(RAW DATA begins)

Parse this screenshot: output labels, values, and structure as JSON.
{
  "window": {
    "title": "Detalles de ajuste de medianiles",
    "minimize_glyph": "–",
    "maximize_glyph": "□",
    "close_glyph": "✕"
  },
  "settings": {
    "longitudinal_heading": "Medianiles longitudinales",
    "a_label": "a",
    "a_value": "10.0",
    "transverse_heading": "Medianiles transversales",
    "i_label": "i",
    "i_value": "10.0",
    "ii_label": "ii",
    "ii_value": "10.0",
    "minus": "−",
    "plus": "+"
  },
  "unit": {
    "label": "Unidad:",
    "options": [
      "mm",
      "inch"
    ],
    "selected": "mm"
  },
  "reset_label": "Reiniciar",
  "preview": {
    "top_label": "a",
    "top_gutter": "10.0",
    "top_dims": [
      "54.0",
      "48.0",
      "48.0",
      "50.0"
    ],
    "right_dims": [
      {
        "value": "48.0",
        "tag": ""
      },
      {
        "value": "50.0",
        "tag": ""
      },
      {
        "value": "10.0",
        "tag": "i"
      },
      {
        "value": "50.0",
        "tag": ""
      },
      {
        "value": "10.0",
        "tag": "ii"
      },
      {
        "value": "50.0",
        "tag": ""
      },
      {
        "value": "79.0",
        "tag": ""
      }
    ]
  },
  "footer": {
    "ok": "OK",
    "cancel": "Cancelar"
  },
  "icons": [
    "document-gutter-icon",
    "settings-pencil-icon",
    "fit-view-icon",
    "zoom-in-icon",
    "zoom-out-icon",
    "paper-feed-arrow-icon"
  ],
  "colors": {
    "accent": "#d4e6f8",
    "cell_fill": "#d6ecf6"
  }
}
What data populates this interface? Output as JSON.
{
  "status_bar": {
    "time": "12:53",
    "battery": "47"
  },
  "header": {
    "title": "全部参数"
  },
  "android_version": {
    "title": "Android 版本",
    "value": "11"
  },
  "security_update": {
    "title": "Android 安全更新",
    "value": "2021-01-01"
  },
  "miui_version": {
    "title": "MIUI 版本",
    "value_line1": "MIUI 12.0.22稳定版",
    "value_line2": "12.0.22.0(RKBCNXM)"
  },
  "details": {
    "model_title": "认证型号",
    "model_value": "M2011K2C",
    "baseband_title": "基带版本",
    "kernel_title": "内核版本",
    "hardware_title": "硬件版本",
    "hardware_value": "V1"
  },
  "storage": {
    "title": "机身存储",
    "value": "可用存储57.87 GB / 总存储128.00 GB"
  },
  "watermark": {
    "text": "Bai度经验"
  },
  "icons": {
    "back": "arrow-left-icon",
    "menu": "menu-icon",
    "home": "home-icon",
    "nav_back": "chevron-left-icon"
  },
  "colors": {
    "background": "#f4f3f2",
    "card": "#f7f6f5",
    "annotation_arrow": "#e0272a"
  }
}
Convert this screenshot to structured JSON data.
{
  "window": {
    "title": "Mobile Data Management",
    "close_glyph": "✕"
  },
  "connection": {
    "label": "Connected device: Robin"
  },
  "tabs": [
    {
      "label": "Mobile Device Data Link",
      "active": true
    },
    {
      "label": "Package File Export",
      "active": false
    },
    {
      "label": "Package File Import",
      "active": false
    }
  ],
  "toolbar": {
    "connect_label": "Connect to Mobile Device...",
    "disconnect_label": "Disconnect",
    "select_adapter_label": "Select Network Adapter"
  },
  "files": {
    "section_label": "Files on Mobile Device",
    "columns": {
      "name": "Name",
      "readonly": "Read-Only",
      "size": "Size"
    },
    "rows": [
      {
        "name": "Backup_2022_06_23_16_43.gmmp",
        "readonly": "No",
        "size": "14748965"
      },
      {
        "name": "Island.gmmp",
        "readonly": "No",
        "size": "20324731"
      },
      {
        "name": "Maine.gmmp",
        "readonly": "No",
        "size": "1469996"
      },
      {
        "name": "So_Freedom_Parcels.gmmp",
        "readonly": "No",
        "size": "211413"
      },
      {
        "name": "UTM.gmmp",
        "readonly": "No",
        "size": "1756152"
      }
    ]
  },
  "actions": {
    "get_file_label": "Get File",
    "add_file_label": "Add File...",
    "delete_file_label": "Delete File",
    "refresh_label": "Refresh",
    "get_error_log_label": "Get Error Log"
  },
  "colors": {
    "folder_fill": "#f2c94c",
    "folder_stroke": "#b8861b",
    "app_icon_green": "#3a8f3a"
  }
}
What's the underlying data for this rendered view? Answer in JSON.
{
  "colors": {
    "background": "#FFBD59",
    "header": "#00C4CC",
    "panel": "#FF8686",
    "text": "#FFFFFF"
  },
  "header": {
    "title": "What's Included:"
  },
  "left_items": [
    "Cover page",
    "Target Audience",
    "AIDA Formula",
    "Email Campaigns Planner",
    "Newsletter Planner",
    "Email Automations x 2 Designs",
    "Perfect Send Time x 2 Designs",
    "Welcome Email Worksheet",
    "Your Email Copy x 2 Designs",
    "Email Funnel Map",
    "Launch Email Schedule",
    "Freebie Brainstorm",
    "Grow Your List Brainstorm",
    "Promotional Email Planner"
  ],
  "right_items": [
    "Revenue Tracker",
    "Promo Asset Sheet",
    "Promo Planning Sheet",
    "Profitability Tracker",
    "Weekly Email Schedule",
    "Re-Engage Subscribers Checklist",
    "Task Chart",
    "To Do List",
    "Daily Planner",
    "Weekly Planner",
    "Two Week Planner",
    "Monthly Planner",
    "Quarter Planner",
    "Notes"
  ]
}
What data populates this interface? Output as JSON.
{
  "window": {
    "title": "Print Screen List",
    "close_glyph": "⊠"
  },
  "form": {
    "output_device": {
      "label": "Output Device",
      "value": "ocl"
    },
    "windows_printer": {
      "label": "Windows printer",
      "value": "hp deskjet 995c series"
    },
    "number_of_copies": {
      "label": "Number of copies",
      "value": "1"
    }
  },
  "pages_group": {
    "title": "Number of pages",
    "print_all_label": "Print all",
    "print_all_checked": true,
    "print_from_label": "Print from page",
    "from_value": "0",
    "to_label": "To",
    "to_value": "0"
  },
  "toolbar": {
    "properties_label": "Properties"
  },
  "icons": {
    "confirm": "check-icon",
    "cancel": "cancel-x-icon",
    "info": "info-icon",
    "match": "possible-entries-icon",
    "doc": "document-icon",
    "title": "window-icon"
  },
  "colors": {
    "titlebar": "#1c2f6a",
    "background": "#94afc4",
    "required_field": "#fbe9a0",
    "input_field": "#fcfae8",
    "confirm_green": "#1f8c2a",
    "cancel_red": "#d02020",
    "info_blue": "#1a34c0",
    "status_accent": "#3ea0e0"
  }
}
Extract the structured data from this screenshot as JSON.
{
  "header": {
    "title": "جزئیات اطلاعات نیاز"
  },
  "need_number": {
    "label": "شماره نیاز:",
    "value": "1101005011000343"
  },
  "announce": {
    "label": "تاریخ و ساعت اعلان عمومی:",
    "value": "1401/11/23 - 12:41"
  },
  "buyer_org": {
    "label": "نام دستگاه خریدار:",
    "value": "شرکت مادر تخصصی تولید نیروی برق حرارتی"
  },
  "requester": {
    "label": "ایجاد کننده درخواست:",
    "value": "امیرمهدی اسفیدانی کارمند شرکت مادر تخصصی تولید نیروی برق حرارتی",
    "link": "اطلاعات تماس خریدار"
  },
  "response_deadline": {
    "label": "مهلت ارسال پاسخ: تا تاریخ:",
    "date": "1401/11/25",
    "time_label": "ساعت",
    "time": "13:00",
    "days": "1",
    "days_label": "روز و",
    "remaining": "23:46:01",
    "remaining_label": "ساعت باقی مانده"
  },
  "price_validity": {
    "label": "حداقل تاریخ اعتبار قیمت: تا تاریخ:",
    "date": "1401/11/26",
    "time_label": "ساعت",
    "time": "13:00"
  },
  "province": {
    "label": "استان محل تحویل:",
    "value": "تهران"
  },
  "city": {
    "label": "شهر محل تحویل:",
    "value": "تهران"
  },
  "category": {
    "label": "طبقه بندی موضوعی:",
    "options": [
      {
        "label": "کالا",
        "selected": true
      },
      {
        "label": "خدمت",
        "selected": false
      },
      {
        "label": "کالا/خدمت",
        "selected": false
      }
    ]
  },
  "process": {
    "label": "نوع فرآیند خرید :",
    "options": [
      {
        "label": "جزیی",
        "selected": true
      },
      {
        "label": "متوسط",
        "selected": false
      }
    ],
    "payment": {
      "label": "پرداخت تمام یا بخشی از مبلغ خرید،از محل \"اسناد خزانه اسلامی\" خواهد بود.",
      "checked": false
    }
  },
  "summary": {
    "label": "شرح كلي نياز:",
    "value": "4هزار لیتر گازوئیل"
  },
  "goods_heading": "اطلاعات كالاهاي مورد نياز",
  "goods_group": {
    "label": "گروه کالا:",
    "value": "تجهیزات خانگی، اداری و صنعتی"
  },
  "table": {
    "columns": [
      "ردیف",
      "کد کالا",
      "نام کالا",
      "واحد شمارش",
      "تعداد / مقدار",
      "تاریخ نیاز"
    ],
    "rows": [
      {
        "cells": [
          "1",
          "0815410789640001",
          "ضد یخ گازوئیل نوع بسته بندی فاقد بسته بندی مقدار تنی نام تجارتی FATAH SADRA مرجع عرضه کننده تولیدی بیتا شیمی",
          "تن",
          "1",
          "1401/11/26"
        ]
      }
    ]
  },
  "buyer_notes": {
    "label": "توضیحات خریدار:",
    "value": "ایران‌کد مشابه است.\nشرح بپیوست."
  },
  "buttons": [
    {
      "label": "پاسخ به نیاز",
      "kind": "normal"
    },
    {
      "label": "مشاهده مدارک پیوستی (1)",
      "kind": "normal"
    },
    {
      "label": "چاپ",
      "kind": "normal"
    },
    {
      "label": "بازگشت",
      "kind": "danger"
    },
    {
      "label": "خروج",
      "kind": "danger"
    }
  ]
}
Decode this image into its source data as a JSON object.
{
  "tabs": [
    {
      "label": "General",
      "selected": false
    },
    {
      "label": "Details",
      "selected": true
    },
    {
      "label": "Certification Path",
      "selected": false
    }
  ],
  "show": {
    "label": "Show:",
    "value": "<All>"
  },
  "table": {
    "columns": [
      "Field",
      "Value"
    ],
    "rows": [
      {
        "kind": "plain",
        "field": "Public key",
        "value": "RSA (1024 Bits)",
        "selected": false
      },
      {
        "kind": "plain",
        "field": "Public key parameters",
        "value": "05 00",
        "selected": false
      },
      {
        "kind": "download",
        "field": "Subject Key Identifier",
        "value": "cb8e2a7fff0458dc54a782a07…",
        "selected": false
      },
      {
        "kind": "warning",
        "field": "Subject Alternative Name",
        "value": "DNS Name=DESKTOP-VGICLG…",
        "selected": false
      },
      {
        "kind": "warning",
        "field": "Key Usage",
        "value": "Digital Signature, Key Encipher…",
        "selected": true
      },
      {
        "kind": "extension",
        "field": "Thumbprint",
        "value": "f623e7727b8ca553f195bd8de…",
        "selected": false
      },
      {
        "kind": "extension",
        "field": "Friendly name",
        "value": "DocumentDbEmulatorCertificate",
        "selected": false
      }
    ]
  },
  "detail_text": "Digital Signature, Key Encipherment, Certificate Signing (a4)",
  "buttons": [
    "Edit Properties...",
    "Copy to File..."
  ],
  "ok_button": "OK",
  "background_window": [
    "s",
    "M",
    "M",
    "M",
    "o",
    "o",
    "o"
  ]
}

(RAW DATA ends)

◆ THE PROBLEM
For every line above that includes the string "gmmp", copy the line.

◆ EXERCISE SOLUTION
        "name": "Backup_2022_06_23_16_43.gmmp",
        "name": "Island.gmmp",
        "name": "Maine.gmmp",
        "name": "So_Freedom_Parcels.gmmp",
        "name": "UTM.gmmp",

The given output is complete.